This means public schools that offer up curriculum and linguistic diversity, that speak to the varied student base and better prepare youth to meet the challenges of living and interacting in a global economy. Bilingual students who dream about college, but who are falling behind in the classroom and helping their parents run their business after school, would get the teachers, resources and programming that help them succeed.
This means police and a legal infrastructure that can effectively engage with the language and cultural diversity of the city, so that immigrants will seek out the protections they can provide. From domestic violence cases to hate crimes and discrimination, the legal system plays an important role in immigrants' lives and needs to be transparent and accessible to everyone.
Language access provides a crucial cornerstone to the immigrant experience in Chicago, but there are countless ways to make Chicago more immigrant-friendly. However, these ideas can and must come from the community, which means serious efforts must be made to bring their political voices into the system.
Our city's election officials should be empowered and funded to implement new ways to increase voter turnout, such as election day registration and more resources for language assistance to limited-English voters. It also means finally reforming Chicago's redistricting process, which often has stifled many local neighborhoods' ability to be heard at City Hall. Last year, the then-100-year-old Chinatown community was denied its wish to be placed in one ward, and the Back of the Yards community's voice was completely ignored. Giving every citizen a voice in our democracy means a stronger, more viable city, one that overcomes its politics-as-usual image and instead strives to be inclusive of more voices.
In his op-ed in the Sun-Times earlier this summer, Mayor Emanuel wrote that "the City of Big Shoulders was built on the shoulders of immigrants, and our future depends on the contributions of immigrants no less than (it) did (in) our past." We believe an immigrant-friendly city brings opportunity to more people and has a ripple effect of accumulating labor, resources, and energy, which could be harnessed for improvements throughout the city. To truly unlock the potential of Chicago's immigrant communities and lead Chicago to another era of greatness, meaningful and significant action is required. If all Chicagoans can unite around this path, then the future will indeed be bright for this city we all love.
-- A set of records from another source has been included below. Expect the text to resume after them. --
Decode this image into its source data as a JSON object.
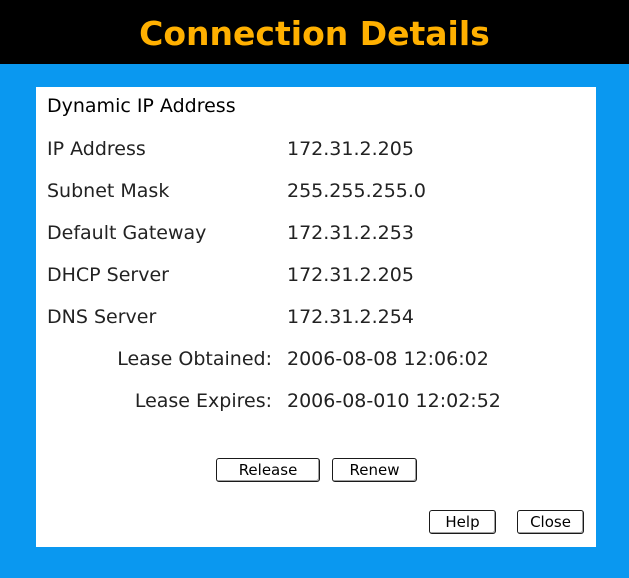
{
  "window": {
    "title": "Connection Details"
  },
  "connection": {
    "type_heading": "Dynamic IP Address",
    "rows": [
      {
        "label": "IP Address",
        "value": "172.31.2.205"
      },
      {
        "label": "Subnet Mask",
        "value": "255.255.255.0"
      },
      {
        "label": "Default Gateway",
        "value": "172.31.2.253"
      },
      {
        "label": "DHCP Server",
        "value": "172.31.2.205"
      },
      {
        "label": "DNS Server",
        "value": "172.31.2.254"
      },
      {
        "label": "Lease Obtained:",
        "value": "2006-08-08 12:06:02"
      },
      {
        "label": "Lease Expires:",
        "value": "2006-08-010 12:02:52"
      }
    ]
  },
  "actions": {
    "release_label": "Release",
    "renew_label": "Renew",
    "help_label": "Help",
    "close_label": "Close"
  },
  "colors": {
    "page_background": "#0a98f0",
    "title_background": "#000000",
    "title_text": "#ffb000",
    "panel_background": "#ffffff"
  }
}
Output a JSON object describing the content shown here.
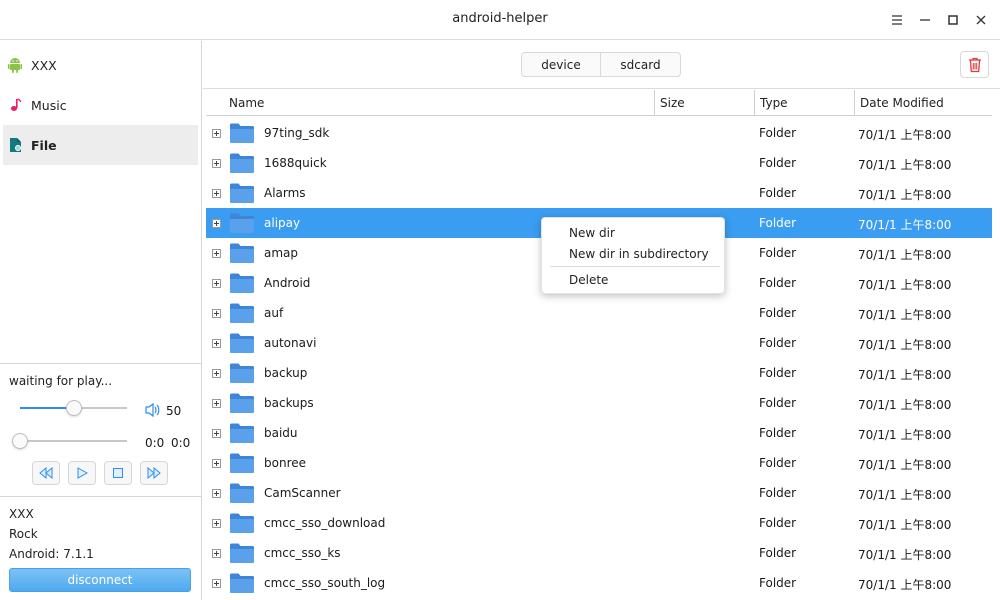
{
  "window": {
    "title": "android-helper"
  },
  "sidebar": {
    "items": [
      {
        "label": "XXX",
        "icon": "android-icon"
      },
      {
        "label": "Music",
        "icon": "music-note-icon"
      },
      {
        "label": "File",
        "icon": "file-icon"
      }
    ],
    "active_item": "File"
  },
  "player": {
    "status": "waiting for play...",
    "volume": 50,
    "volume_fraction": 0.5,
    "progress_fraction": 0.0,
    "time_current": "0:0",
    "time_total": "0:0"
  },
  "device": {
    "name": "XXX",
    "brand": "Rock",
    "android_version": "Android: 7.1.1",
    "disconnect_label": "disconnect"
  },
  "toolbar": {
    "device_label": "device",
    "sdcard_label": "sdcard"
  },
  "table": {
    "columns": [
      "Name",
      "Size",
      "Type",
      "Date Modified"
    ],
    "rows": [
      {
        "name": "97ting_sdk",
        "size": "",
        "type": "Folder",
        "date": "70/1/1 上午8:00"
      },
      {
        "name": "1688quick",
        "size": "",
        "type": "Folder",
        "date": "70/1/1 上午8:00"
      },
      {
        "name": "Alarms",
        "size": "",
        "type": "Folder",
        "date": "70/1/1 上午8:00"
      },
      {
        "name": "alipay",
        "size": "",
        "type": "Folder",
        "date": "70/1/1 上午8:00",
        "selected": true
      },
      {
        "name": "amap",
        "size": "",
        "type": "Folder",
        "date": "70/1/1 上午8:00"
      },
      {
        "name": "Android",
        "size": "",
        "type": "Folder",
        "date": "70/1/1 上午8:00"
      },
      {
        "name": "auf",
        "size": "",
        "type": "Folder",
        "date": "70/1/1 上午8:00"
      },
      {
        "name": "autonavi",
        "size": "",
        "type": "Folder",
        "date": "70/1/1 上午8:00"
      },
      {
        "name": "backup",
        "size": "",
        "type": "Folder",
        "date": "70/1/1 上午8:00"
      },
      {
        "name": "backups",
        "size": "",
        "type": "Folder",
        "date": "70/1/1 上午8:00"
      },
      {
        "name": "baidu",
        "size": "",
        "type": "Folder",
        "date": "70/1/1 上午8:00"
      },
      {
        "name": "bonree",
        "size": "",
        "type": "Folder",
        "date": "70/1/1 上午8:00"
      },
      {
        "name": "CamScanner",
        "size": "",
        "type": "Folder",
        "date": "70/1/1 上午8:00"
      },
      {
        "name": "cmcc_sso_download",
        "size": "",
        "type": "Folder",
        "date": "70/1/1 上午8:00"
      },
      {
        "name": "cmcc_sso_ks",
        "size": "",
        "type": "Folder",
        "date": "70/1/1 上午8:00"
      },
      {
        "name": "cmcc_sso_south_log",
        "size": "",
        "type": "Folder",
        "date": "70/1/1 上午8:00"
      }
    ]
  },
  "context_menu": {
    "items": [
      "New dir",
      "New dir in subdirectory",
      "Delete"
    ]
  },
  "colors": {
    "accent": "#3a9df1",
    "folder": "#4a90e2",
    "delete_red": "#e0393e",
    "android_green": "#8bc34a",
    "music_pink": "#e91e63",
    "file_teal": "#137a7f"
  }
}
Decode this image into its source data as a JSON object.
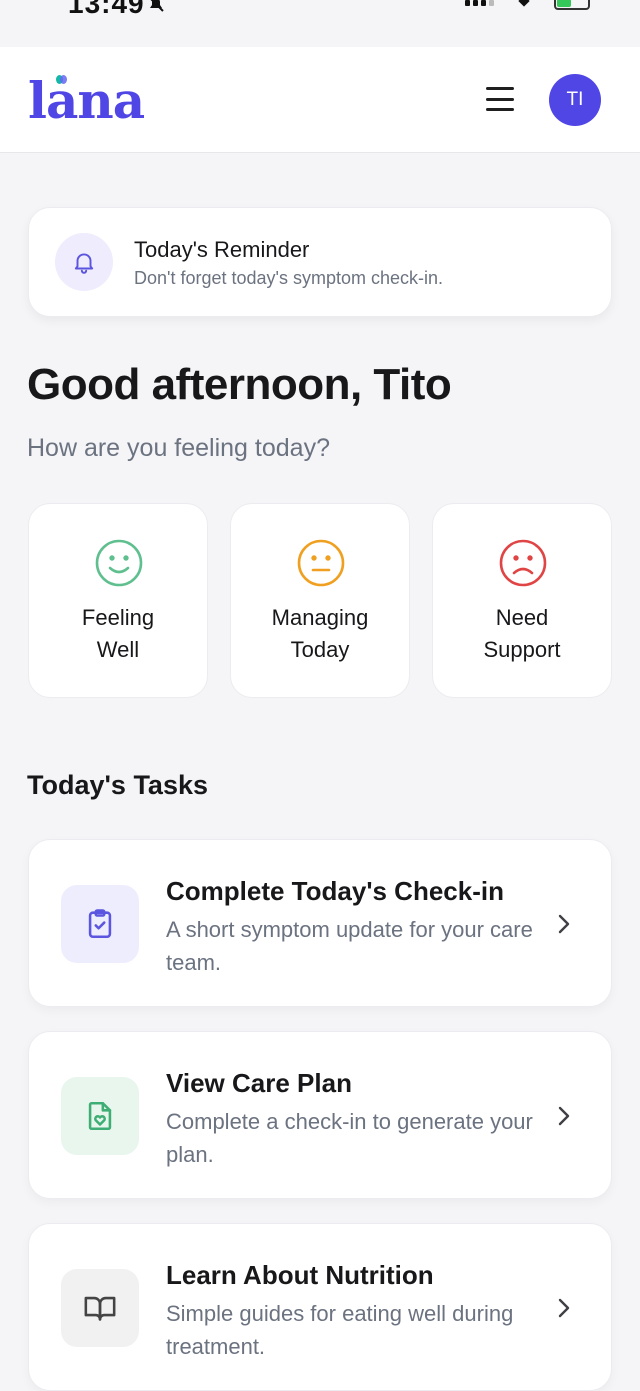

Tuyet Le is executive director of Asian Americans Advancing Justice — Chicago.Copyright © 2014, The Baltimore Sun